At 40, living alone in the family home, Hugo Whittier, an irresistible, irrepressible, uproariously droll curmudgeon, wants nothing more than to die --- except maybe to be left alone. As he sits in his room, he muses, he philosophizes and he complains constantly. Very little pleases him and he can barely tolerate interaction with others of his species.
Hugo does, however, love smoking and cooking --- and writing, although he would vehemently deny it. He tosses out a recipe here and there, but I'm not at all sure I would dare use any of them. In the first instance, for example, he left out one ingredient. (It showed up a chapter or two later.)
THE EPICURE'S LAMENT is set down in hilarious, and sometimes poignant, journal entries. Hugo writes volumes, filling three notebooks in the telling of his story and starting a fourth. In the pages, he rails against his dead mother with hostile invectives, remembers his dad lovingly and begrudgingly learns some good about humankind.
Hugo did not have a happy childhood, and his adult years aren't shaping up much better. Now, Hugo's life is coming to an end due to a rare affliction called Buerger's disease --- unless he makes some drastic changes in his lifestyle. Not surprisingly, he is unwilling to alter even one thing about his life. Quite the contrary; he looks forward to his imminent end. Residing in the home where he grew up, he has happily ensconced himself in the tower bedroom awaiting that end.

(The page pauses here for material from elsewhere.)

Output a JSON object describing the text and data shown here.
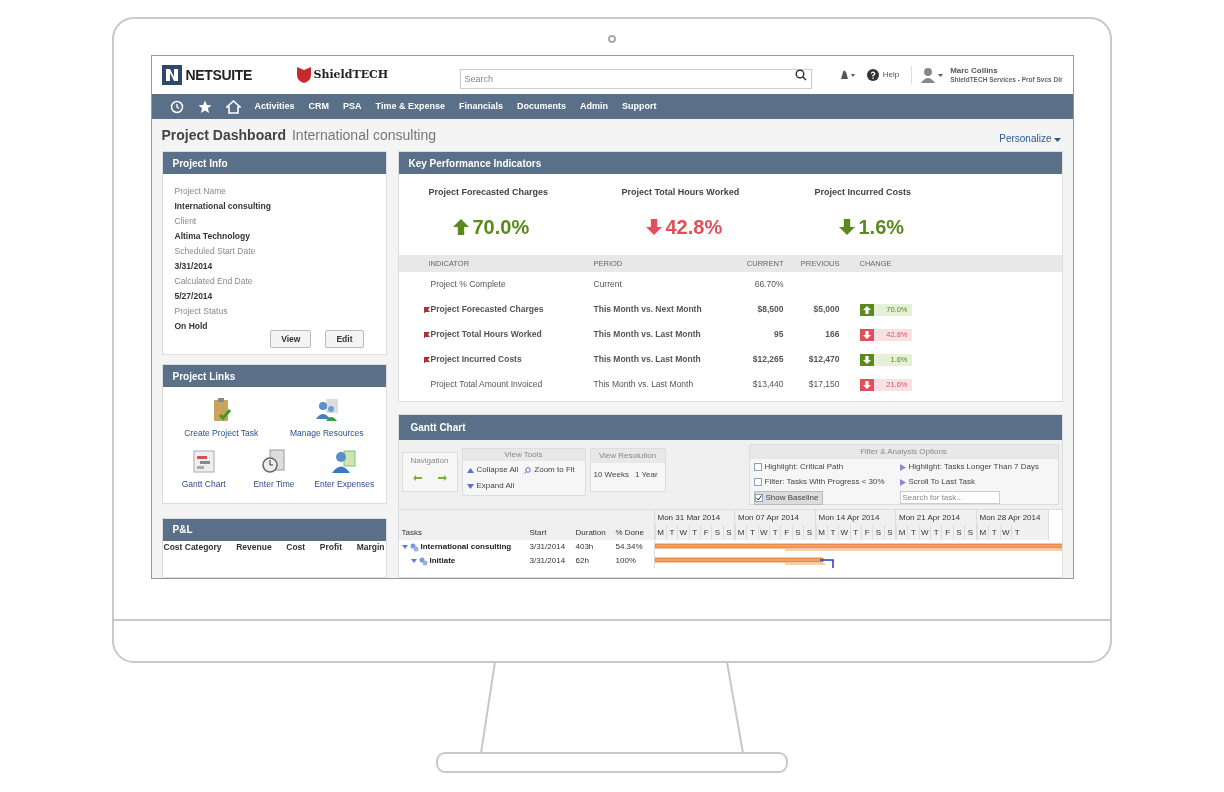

Unfortunately for him, his brother's marriage hits the skids and Dennis, a couple of years Hugo's senior, pulls up one day with a U-Haul and unloads his few salvaged possessions. As one would suspect, this doesn't sit well with Hugo, so he focuses on patching up Dennis's marriage --- in between trying to seduce the cashier at the corner store or his sister-in-law's au pair. To make matters even worse, Hugo's wife, who left him ten years earlier, returns with "their" (he denies that, too) child in tow and moves in alongside the two brothers. This only heightens Hugo's desire to hasten his impending death.
What seems like a predictable story most certainly is not. Several excellent surprises, all discovered through Hugo's caustically witty diaries, await the lucky reader. Ms. Christensen does an incredible job of writing from a man's perspective, especially that of a hermitic, solitude-loving, middle-aged man who is pretty much obsessed with sex and cigarettes. The outrageous voice she has given Hugo resonates with irritation yet exudes a sense of unappreciated intelligence. Petulance radiates from his every conversation. The man has an undeniable gift with words; he simply chooses to use mostly the gloomy and cynical ones. Hugo is destined to become a classic character. He is not one to be missed.
Reviewed by Kate Ayers on January 21, 2011
The Epicure's Lament